Nevertheless, territorial behavior can still occur, which can lead to fights. As such, it’s typically best to house them solitarily.

If you do house them communally, make sure to keep an eye on them to see how it goes and provide them with a lot of space, hides, and food.

Feeding your Asian Forest Scorpion

Asian Forest Scorpions have a decent appetite and can eat quite a bit. You can give an adult 3 large crickets every 10 to 14 days. They can also eat other insects, such as mealworms or dubia roaches.

When raising juveniles, it’s important that you make sure that the size of the prey items does not exceed three-quarters of the scorpion’s length. If the prey is too large, the scorpion won’t be able to eat them.

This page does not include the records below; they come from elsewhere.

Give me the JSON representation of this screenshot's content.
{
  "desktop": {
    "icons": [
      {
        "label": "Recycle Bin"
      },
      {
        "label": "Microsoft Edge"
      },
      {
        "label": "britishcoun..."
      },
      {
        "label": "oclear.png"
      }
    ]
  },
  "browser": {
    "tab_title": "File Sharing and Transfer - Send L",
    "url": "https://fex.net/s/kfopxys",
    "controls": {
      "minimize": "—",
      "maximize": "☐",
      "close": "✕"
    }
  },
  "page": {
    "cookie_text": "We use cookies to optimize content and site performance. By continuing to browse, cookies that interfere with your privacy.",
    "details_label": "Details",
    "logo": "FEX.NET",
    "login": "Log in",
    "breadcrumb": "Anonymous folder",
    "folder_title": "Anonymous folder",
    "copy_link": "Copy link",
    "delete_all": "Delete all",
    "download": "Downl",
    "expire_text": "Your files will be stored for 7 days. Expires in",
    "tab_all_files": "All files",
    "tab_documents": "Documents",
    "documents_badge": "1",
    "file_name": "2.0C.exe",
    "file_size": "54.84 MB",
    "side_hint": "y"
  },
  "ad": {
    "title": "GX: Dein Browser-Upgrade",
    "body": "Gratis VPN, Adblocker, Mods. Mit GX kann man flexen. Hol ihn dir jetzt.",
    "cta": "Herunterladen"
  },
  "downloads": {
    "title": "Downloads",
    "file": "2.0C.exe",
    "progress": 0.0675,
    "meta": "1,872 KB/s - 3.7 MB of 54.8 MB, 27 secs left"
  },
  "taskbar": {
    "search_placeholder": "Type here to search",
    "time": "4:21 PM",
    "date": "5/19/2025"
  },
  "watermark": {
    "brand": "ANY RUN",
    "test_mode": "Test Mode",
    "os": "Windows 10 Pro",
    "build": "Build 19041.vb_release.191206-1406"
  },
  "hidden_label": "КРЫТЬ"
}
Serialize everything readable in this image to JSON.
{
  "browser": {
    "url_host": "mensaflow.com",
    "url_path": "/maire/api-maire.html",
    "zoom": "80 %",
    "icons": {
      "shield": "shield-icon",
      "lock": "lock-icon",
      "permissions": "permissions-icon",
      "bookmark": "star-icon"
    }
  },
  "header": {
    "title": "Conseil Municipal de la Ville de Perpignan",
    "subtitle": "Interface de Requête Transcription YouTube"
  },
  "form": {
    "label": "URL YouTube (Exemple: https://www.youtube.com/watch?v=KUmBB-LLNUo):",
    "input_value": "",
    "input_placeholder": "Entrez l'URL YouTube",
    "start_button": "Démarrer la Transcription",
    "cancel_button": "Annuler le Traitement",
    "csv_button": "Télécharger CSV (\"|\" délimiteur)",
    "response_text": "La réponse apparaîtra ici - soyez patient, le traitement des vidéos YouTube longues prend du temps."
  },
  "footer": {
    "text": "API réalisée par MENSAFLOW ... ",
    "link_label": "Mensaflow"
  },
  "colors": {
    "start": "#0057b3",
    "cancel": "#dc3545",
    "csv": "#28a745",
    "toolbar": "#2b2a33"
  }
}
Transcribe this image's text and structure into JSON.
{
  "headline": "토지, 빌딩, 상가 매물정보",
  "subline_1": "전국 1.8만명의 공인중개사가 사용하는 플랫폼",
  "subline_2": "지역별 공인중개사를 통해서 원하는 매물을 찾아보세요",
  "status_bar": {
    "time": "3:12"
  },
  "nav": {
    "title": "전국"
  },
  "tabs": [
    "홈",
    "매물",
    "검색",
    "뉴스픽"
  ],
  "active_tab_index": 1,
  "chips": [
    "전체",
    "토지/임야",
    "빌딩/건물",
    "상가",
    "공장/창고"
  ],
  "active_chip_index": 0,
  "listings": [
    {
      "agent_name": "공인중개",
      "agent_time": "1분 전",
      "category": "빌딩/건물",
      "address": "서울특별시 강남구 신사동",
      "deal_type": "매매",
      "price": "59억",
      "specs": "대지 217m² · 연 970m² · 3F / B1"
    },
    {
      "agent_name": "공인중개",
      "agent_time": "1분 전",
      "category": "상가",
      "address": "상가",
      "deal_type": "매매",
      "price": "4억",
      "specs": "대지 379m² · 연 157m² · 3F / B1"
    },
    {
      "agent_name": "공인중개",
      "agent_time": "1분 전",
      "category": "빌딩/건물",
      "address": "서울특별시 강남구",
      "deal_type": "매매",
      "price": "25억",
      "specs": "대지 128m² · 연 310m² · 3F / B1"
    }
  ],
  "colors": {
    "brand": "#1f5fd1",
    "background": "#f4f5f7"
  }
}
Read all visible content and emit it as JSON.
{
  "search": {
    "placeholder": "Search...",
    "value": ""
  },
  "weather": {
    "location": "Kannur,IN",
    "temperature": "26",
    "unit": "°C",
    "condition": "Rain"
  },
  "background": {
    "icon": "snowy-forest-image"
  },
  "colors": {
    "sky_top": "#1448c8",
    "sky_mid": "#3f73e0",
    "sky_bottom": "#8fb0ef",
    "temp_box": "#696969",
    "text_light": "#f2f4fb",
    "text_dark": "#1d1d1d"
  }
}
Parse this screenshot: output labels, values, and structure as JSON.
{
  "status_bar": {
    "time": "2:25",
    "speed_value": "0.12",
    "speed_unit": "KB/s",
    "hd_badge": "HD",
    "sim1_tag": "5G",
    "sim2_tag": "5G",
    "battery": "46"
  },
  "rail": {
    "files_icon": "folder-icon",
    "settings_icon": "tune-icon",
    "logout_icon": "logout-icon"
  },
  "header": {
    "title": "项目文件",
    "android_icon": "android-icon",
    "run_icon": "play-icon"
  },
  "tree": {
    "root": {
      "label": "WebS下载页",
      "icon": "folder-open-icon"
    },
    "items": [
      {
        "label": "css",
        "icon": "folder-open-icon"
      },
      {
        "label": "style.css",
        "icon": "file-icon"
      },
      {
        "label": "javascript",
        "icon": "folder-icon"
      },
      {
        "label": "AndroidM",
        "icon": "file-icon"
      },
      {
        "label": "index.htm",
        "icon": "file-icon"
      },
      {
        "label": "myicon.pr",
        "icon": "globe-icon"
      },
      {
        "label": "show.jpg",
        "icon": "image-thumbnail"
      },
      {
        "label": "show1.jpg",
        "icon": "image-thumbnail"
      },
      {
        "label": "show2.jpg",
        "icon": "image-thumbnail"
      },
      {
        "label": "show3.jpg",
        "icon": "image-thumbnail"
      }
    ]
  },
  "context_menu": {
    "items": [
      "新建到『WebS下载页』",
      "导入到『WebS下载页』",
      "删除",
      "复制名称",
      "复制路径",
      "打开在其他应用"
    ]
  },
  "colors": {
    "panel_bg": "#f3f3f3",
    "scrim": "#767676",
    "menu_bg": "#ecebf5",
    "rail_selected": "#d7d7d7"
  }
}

Not all scorpions need the same amount of food. Keep an eye on their size to figure out whether you’re feeding them enough. If they look skinny you should increase their food intake, and if they start to look plump you might want to feed them a little less.

It’s important that you remove uneaten prey items after 24 hours to prevent the growth of mold and bacteria.

Of course, they also need to stay hydrated. To allow them to drink, provide them with a water bowl that you replenish with fresh water often. Make sure that the bowl is shallow so that your scorpion can get out of it if it accidentally falls in.

Lifespan & Health

The Asian Forest Scorpion is a very healthy and hardy species. In captivity, they can easily reach a lifespan of 7 to 8 years.

To keep them in good health, make sure that you feed them only captive-bred insects as wild-caught insects often contain parasites.

Also, keep their enclosure clean, and remove uneaten food in a timely matter to avoid the growth of bacteria, mites, and mold.


Final words: Is the Asian Forest Scorpion right for you?

The Asian Forest Scorpion is a beautiful, hardy species that are many people’s introduction to the scorpion-keeping hobby. While they’re a little more defensive than the Emperor Scorpion, they’re still a relatively laid-back species. This, combined with their large size, impressive claws, and mild venom, makes them a very suitable scorpion for beginners.

They’re also quite easy to care for. As long as you provide them with the basics, they’ll be able to thrive without any issues.

Jesse A.